This article was sourced from Creative Commons Attribution-ShareAlike License; additional terms may apply. World Heritage Encyclopedia content is assembled from numerous content providers, Open Access Publishing, and in compliance with The Fair Access to Science and Technology Research Act (FASTR), Wikimedia Foundation, Inc., Public Library of Science, The Encyclopedia of Life, Open Book Publishers (OBP), PubMed, U.S. National Library of Medicine, National Center for Biotechnology Information, U.S. National Library of Medicine, National Institutes of Health (NIH), U.S. Department of Health & Human Services, and, which sources content from all federal, state, local, tribal, and territorial government publication portals (.gov, .mil, .edu). Funding for and content contributors is made possible from the U.S. Congress, E-Government Act of 2002.

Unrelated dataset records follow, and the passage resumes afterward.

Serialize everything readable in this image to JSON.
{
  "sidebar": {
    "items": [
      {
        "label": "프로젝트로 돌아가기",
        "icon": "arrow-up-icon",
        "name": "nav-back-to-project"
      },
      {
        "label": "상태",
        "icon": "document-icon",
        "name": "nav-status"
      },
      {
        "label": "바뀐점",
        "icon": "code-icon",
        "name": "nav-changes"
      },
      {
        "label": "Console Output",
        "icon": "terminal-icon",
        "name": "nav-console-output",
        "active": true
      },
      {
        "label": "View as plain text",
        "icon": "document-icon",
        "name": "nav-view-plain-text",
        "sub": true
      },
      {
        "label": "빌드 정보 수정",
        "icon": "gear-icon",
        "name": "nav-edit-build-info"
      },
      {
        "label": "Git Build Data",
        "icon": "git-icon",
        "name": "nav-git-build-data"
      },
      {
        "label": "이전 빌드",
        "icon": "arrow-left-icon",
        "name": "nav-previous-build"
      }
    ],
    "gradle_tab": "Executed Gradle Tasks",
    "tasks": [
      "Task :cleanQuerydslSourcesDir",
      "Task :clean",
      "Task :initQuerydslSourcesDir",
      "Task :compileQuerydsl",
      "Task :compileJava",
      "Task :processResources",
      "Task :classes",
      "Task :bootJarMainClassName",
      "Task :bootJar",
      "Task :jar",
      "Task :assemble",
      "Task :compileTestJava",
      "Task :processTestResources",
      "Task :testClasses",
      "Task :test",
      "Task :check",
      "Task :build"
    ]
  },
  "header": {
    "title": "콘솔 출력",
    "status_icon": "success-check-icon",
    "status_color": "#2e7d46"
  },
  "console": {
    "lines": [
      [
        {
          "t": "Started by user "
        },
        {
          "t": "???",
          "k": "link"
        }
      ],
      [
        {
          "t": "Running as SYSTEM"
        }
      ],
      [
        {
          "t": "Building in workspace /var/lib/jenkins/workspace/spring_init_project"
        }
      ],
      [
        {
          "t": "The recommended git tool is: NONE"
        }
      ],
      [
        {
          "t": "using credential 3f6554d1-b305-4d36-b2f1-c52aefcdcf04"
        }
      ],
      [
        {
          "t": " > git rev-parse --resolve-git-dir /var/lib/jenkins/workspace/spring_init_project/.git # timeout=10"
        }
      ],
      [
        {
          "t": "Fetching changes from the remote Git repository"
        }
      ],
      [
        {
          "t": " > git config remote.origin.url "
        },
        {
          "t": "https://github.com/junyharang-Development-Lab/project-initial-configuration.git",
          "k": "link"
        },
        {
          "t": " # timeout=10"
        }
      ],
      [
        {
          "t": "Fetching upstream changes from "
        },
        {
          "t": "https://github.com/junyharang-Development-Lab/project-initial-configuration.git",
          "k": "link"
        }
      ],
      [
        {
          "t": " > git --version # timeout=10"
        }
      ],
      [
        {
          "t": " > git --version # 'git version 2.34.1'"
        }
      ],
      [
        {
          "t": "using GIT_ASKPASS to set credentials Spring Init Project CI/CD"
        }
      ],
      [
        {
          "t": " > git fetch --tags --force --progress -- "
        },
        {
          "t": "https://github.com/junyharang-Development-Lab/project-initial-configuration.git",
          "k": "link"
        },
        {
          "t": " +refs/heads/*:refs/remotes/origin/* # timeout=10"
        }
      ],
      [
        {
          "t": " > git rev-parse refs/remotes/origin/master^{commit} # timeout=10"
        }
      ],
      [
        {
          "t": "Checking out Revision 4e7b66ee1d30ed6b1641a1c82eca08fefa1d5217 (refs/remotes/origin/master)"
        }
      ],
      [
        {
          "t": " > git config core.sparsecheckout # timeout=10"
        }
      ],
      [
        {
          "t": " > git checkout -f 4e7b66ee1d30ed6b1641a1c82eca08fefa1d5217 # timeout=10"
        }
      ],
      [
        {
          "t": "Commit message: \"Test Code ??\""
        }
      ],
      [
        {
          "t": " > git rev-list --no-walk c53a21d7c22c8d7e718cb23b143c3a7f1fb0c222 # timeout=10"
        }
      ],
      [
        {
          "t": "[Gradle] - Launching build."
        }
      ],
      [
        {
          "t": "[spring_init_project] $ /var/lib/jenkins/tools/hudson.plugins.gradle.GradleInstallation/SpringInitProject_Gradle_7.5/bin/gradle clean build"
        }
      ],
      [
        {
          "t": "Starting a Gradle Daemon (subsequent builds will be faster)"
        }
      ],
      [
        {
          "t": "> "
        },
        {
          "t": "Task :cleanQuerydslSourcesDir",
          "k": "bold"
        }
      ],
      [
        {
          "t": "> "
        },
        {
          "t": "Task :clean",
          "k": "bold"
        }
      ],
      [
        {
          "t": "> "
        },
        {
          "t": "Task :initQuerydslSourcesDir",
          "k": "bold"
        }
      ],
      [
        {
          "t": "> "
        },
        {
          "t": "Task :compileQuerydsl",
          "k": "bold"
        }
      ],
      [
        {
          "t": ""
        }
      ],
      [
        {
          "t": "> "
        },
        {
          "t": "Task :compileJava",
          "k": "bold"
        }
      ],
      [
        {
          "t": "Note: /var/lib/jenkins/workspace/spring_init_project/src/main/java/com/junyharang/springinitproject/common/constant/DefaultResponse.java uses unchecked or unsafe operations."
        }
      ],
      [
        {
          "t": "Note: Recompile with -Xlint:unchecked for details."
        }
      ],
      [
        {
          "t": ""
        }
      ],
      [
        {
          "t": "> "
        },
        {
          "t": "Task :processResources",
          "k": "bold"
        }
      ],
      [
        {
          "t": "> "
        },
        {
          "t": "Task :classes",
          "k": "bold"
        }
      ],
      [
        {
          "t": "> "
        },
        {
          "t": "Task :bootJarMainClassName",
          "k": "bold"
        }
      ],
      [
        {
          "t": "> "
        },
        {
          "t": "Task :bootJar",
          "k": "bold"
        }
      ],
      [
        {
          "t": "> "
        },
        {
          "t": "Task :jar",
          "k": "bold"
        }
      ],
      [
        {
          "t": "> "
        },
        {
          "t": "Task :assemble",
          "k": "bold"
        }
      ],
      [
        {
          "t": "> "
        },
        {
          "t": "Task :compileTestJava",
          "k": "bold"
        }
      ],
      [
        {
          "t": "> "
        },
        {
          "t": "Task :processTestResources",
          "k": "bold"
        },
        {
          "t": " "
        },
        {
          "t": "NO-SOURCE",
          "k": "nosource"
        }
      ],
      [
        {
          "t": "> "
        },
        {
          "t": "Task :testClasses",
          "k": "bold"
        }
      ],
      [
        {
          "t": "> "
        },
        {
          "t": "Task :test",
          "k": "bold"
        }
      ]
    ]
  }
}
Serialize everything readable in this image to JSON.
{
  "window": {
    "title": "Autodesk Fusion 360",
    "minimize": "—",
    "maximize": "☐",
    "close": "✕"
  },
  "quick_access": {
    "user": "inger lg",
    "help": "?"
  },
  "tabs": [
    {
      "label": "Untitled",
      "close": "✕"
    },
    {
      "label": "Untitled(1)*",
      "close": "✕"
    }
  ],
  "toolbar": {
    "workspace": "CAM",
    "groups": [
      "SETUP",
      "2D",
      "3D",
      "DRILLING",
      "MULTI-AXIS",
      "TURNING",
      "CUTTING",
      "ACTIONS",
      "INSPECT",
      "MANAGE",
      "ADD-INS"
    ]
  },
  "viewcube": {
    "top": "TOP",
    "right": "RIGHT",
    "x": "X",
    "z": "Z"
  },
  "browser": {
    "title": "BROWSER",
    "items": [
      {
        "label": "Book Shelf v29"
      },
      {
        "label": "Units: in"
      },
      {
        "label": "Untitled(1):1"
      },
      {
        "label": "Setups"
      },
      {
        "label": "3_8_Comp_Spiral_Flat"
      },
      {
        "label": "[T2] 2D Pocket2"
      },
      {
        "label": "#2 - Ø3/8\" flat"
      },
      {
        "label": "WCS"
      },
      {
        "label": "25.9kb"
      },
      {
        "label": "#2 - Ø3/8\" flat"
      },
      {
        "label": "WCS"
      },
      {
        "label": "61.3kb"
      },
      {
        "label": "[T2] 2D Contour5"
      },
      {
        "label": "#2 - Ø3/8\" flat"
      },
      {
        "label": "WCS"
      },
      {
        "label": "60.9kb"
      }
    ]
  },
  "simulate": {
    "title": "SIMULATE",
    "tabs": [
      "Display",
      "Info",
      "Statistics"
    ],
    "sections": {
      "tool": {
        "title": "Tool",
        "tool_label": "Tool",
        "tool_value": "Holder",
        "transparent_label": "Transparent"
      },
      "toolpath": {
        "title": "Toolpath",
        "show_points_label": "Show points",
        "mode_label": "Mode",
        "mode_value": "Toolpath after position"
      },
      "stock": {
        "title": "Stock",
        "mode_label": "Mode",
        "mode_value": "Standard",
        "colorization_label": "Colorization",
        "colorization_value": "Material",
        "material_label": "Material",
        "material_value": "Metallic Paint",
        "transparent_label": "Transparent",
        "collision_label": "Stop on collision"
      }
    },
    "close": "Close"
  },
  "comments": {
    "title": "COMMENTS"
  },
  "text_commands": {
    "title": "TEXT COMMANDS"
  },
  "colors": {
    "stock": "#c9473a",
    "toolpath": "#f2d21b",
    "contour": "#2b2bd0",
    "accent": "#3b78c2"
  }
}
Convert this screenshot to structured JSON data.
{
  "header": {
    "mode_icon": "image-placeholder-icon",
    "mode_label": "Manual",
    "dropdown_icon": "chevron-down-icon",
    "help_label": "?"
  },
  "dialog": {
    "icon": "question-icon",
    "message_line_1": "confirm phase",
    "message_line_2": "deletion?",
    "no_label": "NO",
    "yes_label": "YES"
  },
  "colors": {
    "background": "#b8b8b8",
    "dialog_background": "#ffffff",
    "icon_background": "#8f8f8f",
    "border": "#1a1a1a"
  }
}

Crowd sourced content that is contributed to World Heritage Encyclopedia is peer reviewed and edited by our editorial staff to ensure quality scholarly research articles.
By using this site, you agree to the Terms of Use and Privacy Policy. World Heritage Encyclopedia™ is a registered trademark of the World Public Library Association, a non-profit organization.

Copyright © World Library Foundation. All rights reserved. eBooks from World Library are sponsored by the World Library Foundation,
a 501c(4) Member's Support Non-Profit Organization, and is NOT affiliated with any governmental agency or department.